## TASK TO COMPLETE
Repeat the data below in full. Pictures must not be part of the copy.

>>>

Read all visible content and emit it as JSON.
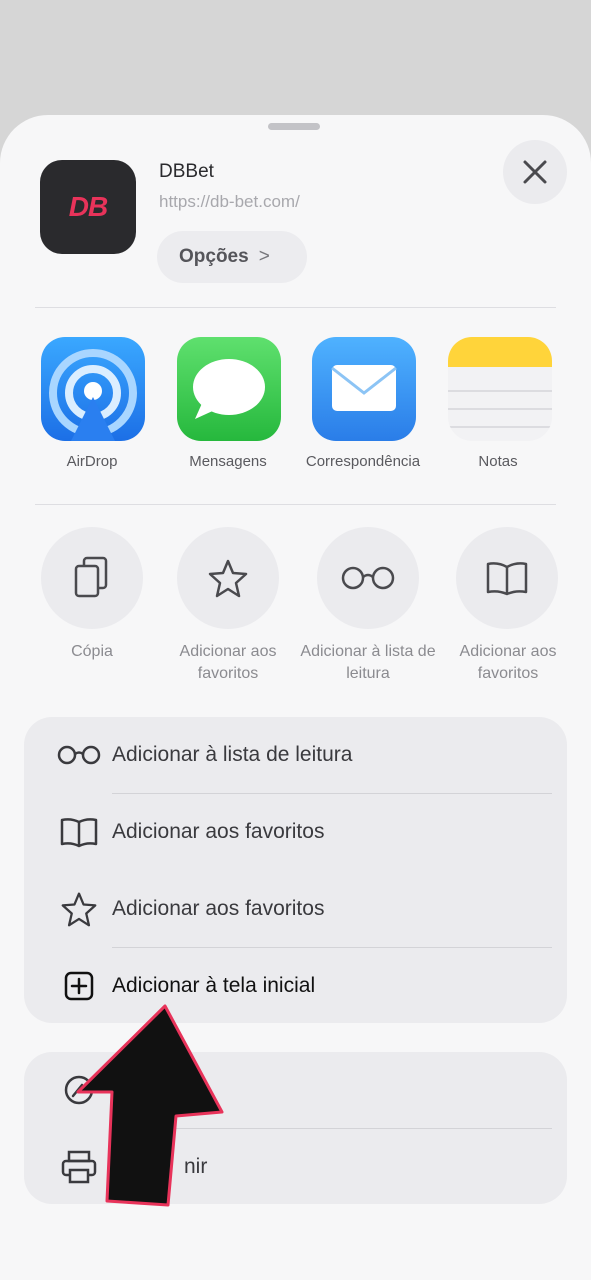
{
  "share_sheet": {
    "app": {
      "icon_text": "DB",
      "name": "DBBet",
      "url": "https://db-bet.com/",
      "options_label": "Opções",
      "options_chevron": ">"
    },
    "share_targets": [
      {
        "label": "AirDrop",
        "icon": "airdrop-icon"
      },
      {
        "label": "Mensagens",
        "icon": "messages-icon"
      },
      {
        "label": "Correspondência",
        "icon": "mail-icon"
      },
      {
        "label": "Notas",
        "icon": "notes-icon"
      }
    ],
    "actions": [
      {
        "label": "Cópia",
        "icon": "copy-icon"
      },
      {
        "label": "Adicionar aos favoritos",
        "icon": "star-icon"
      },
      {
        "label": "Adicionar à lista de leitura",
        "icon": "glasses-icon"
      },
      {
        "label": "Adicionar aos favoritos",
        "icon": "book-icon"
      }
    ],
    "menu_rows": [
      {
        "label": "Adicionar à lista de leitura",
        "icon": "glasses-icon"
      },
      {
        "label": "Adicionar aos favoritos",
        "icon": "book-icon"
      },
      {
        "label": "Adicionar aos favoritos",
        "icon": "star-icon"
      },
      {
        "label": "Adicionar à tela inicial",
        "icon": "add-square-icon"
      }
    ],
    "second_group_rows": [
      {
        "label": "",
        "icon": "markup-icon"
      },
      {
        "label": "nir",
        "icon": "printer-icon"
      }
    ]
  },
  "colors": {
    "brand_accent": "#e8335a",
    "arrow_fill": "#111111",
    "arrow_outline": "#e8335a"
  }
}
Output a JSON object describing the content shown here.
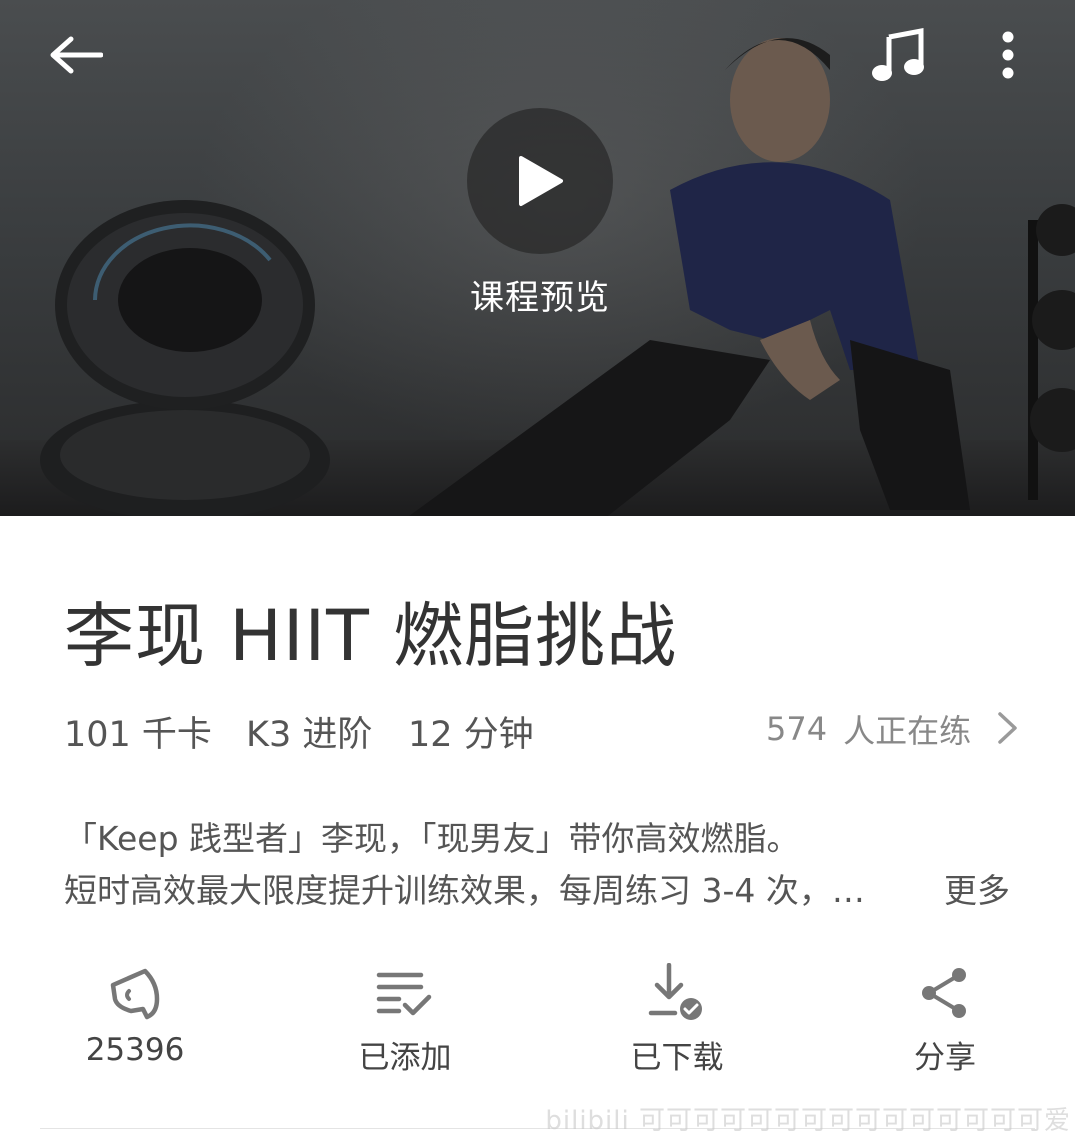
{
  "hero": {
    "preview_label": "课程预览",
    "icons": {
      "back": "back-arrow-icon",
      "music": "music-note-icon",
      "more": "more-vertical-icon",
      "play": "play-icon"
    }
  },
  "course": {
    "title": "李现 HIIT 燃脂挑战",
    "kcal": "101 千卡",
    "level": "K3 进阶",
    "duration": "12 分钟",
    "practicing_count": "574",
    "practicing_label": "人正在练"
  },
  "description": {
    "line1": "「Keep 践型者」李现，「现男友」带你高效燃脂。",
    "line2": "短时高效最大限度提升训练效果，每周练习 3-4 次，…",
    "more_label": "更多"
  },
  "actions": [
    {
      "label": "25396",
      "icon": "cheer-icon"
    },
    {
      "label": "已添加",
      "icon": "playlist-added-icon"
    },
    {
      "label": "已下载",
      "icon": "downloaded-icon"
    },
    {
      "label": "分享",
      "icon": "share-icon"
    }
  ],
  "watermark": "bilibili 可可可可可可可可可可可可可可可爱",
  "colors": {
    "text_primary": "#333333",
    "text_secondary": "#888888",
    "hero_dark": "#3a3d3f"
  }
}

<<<

## TASK RESULT
Read all visible content and emit it as JSON.
{
  "share_sheet": {
    "app": {
      "icon_text": "DB",
      "name": "DBBet",
      "url": "https://db-bet.com/",
      "options_label": "Opções",
      "options_chevron": ">"
    },
    "share_targets": [
      {
        "label": "AirDrop",
        "icon": "airdrop-icon"
      },
      {
        "label": "Mensagens",
        "icon": "messages-icon"
      },
      {
        "label": "Correspondência",
        "icon": "mail-icon"
      },
      {
        "label": "Notas",
        "icon": "notes-icon"
      }
    ],
    "actions": [
      {
        "label": "Cópia",
        "icon": "copy-icon"
      },
      {
        "label": "Adicionar aos favoritos",
        "icon": "star-icon"
      },
      {
        "label": "Adicionar à lista de leitura",
        "icon": "glasses-icon"
      },
      {
        "label": "Adicionar aos favoritos",
        "icon": "book-icon"
      }
    ],
    "menu_rows": [
      {
        "label": "Adicionar à lista de leitura",
        "icon": "glasses-icon"
      },
      {
        "label": "Adicionar aos favoritos",
        "icon": "book-icon"
      },
      {
        "label": "Adicionar aos favoritos",
        "icon": "star-icon"
      },
      {
        "label": "Adicionar à tela inicial",
        "icon": "add-square-icon"
      }
    ],
    "second_group_rows": [
      {
        "label": "",
        "icon": "markup-icon"
      },
      {
        "label": "nir",
        "icon": "printer-icon"
      }
    ]
  },
  "colors": {
    "brand_accent": "#e8335a",
    "arrow_fill": "#111111",
    "arrow_outline": "#e8335a"
  }
}
Output a JSON object describing the content shown here.
{
  "hero": {
    "preview_label": "课程预览",
    "icons": {
      "back": "back-arrow-icon",
      "music": "music-note-icon",
      "more": "more-vertical-icon",
      "play": "play-icon"
    }
  },
  "course": {
    "title": "李现 HIIT 燃脂挑战",
    "kcal": "101 千卡",
    "level": "K3 进阶",
    "duration": "12 分钟",
    "practicing_count": "574",
    "practicing_label": "人正在练"
  },
  "description": {
    "line1": "「Keep 践型者」李现，「现男友」带你高效燃脂。",
    "line2": "短时高效最大限度提升训练效果，每周练习 3-4 次，…",
    "more_label": "更多"
  },
  "actions": [
    {
      "label": "25396",
      "icon": "cheer-icon"
    },
    {
      "label": "已添加",
      "icon": "playlist-added-icon"
    },
    {
      "label": "已下载",
      "icon": "downloaded-icon"
    },
    {
      "label": "分享",
      "icon": "share-icon"
    }
  ],
  "watermark": "bilibili 可可可可可可可可可可可可可可可爱",
  "colors": {
    "text_primary": "#333333",
    "text_secondary": "#888888",
    "hero_dark": "#3a3d3f"
  }
}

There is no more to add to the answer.